### EXERCISE INPUTS
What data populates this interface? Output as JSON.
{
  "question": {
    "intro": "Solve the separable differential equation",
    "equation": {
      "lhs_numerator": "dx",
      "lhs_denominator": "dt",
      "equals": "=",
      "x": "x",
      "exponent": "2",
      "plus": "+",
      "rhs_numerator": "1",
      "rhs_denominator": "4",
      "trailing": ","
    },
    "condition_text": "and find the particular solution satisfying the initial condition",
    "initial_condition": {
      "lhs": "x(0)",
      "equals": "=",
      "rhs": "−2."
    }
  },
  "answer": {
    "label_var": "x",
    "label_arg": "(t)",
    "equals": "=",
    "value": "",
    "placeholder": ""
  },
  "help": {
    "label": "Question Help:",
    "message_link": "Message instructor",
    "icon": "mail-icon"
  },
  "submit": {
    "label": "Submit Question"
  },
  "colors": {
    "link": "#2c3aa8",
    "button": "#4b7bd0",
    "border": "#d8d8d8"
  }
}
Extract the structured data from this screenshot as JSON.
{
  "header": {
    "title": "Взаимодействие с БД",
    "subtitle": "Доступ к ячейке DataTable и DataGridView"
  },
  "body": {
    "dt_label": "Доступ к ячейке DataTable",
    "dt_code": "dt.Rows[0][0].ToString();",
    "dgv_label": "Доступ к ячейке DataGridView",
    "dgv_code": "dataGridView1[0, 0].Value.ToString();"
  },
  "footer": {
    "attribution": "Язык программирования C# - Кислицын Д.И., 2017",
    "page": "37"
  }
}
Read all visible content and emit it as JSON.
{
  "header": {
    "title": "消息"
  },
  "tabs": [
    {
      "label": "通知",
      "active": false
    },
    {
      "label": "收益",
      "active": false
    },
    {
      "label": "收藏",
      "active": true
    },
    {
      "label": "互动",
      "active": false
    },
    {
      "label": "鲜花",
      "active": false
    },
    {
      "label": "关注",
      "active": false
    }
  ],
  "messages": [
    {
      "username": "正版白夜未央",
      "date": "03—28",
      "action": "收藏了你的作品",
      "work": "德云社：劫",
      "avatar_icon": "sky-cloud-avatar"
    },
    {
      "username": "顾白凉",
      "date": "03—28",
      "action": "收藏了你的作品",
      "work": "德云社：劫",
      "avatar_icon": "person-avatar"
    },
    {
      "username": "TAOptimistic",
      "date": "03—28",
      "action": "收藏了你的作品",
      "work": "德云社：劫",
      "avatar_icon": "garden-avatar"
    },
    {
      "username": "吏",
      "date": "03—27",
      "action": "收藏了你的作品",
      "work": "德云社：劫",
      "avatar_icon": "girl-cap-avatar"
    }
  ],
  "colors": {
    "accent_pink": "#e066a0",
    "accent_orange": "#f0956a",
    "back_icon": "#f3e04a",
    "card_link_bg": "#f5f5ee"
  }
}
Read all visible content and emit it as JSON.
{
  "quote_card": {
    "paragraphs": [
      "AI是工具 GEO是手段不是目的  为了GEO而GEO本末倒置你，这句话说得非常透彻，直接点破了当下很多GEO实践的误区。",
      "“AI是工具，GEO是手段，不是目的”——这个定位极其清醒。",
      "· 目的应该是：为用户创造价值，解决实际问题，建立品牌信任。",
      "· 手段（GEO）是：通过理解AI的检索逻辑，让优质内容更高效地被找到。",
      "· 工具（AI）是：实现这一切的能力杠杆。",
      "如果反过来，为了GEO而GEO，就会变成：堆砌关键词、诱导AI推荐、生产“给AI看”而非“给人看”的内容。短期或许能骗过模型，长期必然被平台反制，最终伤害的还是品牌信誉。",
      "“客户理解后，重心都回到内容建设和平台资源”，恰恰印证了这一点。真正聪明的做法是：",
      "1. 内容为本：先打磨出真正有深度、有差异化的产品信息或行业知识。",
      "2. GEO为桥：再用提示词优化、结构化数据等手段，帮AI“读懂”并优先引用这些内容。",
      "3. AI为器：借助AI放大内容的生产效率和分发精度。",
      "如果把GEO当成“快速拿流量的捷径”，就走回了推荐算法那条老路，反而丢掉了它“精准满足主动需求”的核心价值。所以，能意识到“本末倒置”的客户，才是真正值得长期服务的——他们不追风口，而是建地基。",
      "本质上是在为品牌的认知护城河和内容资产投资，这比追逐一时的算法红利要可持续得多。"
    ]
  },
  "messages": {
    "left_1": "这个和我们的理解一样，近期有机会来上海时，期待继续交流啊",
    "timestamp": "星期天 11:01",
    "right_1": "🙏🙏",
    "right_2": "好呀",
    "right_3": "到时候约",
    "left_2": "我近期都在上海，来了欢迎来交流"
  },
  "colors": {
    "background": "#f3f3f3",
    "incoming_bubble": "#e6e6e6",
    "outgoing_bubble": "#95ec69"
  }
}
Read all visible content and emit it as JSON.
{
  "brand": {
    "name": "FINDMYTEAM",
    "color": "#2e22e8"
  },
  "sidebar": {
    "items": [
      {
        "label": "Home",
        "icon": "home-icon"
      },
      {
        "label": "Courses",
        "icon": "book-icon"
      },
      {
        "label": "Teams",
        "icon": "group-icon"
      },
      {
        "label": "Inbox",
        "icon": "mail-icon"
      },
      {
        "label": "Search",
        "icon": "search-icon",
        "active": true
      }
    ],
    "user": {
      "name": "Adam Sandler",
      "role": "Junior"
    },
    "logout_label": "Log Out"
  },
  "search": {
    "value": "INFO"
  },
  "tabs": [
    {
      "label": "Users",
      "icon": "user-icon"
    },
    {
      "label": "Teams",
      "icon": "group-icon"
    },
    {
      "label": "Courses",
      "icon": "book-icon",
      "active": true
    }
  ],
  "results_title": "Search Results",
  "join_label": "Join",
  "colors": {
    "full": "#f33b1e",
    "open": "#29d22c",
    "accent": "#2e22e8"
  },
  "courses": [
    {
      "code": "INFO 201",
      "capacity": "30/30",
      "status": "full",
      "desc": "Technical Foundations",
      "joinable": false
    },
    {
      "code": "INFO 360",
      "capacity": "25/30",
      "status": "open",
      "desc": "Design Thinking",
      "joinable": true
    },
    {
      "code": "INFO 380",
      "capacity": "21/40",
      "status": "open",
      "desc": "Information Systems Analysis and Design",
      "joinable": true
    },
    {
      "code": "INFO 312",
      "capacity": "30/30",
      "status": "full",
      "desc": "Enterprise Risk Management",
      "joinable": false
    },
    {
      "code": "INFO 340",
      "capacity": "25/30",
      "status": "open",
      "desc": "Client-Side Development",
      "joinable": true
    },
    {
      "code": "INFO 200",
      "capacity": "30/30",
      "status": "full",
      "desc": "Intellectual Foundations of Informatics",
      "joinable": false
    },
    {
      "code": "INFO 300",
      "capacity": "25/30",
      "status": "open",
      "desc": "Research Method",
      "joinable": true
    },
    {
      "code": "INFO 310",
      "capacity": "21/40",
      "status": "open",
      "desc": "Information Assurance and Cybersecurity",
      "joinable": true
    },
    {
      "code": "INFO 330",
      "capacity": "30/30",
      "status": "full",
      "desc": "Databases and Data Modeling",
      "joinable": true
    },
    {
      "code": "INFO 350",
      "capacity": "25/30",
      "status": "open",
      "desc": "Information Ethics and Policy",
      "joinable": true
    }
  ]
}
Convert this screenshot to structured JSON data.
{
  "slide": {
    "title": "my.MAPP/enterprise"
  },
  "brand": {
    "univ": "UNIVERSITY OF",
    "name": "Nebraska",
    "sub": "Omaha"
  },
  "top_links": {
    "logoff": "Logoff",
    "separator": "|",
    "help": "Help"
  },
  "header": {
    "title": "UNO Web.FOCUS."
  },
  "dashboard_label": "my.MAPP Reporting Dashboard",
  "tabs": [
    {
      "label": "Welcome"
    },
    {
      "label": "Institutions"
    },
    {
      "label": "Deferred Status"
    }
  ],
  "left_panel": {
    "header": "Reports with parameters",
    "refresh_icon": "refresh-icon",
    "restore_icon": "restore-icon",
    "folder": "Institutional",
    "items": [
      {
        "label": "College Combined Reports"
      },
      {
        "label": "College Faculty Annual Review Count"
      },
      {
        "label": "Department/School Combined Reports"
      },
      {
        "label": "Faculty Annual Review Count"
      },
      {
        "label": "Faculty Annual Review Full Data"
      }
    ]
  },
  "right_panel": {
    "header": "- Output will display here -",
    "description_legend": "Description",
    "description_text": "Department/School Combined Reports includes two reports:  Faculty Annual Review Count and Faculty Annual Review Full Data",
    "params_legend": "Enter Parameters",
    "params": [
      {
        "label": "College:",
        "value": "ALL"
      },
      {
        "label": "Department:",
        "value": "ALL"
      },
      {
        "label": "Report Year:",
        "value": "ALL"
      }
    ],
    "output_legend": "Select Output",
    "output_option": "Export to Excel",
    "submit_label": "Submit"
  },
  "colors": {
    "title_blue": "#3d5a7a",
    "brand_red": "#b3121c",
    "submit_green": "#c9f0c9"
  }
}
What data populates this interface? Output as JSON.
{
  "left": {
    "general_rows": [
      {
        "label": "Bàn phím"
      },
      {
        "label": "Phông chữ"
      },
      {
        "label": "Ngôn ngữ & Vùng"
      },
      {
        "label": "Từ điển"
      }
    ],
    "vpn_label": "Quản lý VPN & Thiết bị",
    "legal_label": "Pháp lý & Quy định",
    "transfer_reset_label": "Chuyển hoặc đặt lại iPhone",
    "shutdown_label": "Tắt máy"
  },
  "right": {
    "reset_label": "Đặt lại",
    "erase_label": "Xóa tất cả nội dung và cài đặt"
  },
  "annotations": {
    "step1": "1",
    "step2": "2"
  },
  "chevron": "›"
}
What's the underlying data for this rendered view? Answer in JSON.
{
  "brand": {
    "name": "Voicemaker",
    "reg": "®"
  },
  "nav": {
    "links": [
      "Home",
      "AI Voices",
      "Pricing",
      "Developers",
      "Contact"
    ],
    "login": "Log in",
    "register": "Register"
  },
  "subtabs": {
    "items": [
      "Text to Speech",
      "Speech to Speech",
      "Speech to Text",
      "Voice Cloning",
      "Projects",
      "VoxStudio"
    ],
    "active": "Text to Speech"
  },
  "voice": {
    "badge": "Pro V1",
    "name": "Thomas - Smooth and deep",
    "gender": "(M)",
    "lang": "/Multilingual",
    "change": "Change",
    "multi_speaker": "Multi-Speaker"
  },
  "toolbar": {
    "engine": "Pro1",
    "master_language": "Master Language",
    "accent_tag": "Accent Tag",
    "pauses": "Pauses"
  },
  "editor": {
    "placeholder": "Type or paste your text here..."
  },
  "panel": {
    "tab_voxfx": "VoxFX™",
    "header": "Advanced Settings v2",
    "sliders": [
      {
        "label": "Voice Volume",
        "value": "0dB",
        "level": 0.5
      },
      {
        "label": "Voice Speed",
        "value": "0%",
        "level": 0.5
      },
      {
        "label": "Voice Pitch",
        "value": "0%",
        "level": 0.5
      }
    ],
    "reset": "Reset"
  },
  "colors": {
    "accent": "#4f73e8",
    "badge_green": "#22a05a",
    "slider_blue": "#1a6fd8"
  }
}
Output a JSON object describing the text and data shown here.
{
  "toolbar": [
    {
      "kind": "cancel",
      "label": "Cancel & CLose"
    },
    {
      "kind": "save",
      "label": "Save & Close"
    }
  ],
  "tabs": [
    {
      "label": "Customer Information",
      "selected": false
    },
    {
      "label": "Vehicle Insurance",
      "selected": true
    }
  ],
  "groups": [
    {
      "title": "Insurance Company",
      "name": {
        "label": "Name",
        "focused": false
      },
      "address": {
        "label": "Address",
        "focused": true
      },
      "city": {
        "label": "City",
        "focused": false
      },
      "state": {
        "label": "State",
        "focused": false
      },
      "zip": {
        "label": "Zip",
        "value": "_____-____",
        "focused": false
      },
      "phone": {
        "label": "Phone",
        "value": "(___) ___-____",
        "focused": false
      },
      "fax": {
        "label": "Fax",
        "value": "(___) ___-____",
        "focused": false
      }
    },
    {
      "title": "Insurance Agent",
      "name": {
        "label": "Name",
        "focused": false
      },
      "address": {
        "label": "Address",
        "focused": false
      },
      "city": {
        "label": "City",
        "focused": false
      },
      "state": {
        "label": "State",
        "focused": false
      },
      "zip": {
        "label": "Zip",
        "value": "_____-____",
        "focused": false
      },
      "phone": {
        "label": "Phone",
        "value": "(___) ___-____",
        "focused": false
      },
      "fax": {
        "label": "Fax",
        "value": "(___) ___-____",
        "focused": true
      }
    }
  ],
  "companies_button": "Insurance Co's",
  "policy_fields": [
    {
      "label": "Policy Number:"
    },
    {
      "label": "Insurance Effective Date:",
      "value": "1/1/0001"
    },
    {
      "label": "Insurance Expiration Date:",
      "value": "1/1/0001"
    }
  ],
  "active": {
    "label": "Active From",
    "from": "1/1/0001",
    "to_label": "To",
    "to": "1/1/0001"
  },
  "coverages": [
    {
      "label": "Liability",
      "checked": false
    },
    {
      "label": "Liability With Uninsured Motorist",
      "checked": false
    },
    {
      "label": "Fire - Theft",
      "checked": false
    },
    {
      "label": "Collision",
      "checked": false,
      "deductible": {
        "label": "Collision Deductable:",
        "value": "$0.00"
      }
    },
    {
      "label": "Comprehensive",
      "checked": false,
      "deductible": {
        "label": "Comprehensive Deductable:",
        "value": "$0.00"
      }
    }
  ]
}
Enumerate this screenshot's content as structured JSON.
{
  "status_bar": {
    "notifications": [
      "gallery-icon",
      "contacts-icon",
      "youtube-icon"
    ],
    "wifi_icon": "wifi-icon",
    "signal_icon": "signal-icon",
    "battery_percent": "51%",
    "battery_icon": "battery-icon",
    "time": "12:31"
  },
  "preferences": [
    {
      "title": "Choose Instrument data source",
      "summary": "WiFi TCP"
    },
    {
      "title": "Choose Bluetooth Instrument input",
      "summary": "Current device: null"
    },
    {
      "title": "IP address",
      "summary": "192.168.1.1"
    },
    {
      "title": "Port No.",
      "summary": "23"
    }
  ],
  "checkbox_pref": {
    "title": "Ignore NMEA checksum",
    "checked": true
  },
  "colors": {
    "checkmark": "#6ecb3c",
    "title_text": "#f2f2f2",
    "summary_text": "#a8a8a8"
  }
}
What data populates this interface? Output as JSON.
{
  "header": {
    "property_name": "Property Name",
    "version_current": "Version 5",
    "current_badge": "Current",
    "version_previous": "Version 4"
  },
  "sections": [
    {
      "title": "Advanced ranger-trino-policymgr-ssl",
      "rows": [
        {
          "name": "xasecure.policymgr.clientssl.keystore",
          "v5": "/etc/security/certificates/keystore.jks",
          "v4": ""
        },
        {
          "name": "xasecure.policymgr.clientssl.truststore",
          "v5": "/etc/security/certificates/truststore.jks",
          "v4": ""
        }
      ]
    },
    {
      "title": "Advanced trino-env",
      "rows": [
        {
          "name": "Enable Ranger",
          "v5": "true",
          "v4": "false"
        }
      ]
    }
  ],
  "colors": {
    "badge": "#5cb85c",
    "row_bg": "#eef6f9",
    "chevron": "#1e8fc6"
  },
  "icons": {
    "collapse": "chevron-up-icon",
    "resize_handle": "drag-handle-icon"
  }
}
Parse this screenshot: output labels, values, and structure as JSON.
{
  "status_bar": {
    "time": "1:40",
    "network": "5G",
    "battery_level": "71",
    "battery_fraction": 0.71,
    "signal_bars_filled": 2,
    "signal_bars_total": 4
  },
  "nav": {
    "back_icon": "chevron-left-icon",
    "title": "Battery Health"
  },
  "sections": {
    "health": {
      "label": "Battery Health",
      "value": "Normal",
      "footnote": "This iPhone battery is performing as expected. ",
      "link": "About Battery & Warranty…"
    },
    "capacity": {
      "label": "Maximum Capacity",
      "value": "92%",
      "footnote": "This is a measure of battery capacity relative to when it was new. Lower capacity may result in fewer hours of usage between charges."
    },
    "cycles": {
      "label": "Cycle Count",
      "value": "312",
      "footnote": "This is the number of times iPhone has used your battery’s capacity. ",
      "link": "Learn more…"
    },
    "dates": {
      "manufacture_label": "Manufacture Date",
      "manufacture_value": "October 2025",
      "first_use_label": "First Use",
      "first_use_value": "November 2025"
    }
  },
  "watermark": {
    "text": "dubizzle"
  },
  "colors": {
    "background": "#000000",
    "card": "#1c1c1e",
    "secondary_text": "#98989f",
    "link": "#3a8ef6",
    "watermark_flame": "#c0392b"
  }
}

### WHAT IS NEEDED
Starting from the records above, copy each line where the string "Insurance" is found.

### EXERCISE OUTPUT
      "label": "Vehicle Insurance",
      "title": "Insurance Company",
      "title": "Insurance Agent",
  "companies_button": "Insurance Co's",
      "label": "Insurance Effective Date:",
      "label": "Insurance Expiration Date:",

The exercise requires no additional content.